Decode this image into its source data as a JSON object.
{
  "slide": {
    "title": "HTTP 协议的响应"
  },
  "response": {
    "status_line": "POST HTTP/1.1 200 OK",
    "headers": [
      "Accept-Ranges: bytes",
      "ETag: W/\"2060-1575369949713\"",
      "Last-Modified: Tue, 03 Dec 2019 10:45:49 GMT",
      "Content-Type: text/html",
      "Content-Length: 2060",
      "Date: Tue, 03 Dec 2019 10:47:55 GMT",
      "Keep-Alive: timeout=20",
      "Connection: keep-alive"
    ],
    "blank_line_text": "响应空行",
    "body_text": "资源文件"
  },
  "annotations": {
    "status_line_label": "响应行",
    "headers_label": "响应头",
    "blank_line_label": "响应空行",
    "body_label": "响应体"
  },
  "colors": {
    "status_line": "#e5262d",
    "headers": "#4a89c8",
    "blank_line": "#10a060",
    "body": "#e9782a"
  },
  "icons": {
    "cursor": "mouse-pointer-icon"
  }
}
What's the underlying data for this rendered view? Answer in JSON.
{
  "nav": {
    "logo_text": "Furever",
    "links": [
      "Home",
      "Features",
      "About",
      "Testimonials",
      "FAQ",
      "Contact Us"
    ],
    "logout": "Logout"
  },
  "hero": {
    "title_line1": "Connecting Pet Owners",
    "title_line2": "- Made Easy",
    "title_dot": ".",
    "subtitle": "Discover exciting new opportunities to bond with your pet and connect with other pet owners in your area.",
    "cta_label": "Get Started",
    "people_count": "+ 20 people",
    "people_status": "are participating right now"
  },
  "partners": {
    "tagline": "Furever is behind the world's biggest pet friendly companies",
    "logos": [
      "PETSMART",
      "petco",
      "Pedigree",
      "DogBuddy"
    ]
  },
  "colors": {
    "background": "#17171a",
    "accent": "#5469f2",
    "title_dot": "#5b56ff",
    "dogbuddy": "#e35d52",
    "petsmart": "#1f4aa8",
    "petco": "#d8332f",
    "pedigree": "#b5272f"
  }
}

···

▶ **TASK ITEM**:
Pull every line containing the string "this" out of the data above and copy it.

▶ **REPLY TO THE EXERCISE**:
Decode this image into its source data as a JSON object.
What's the underlying data for this rendered view? Answer in JSON.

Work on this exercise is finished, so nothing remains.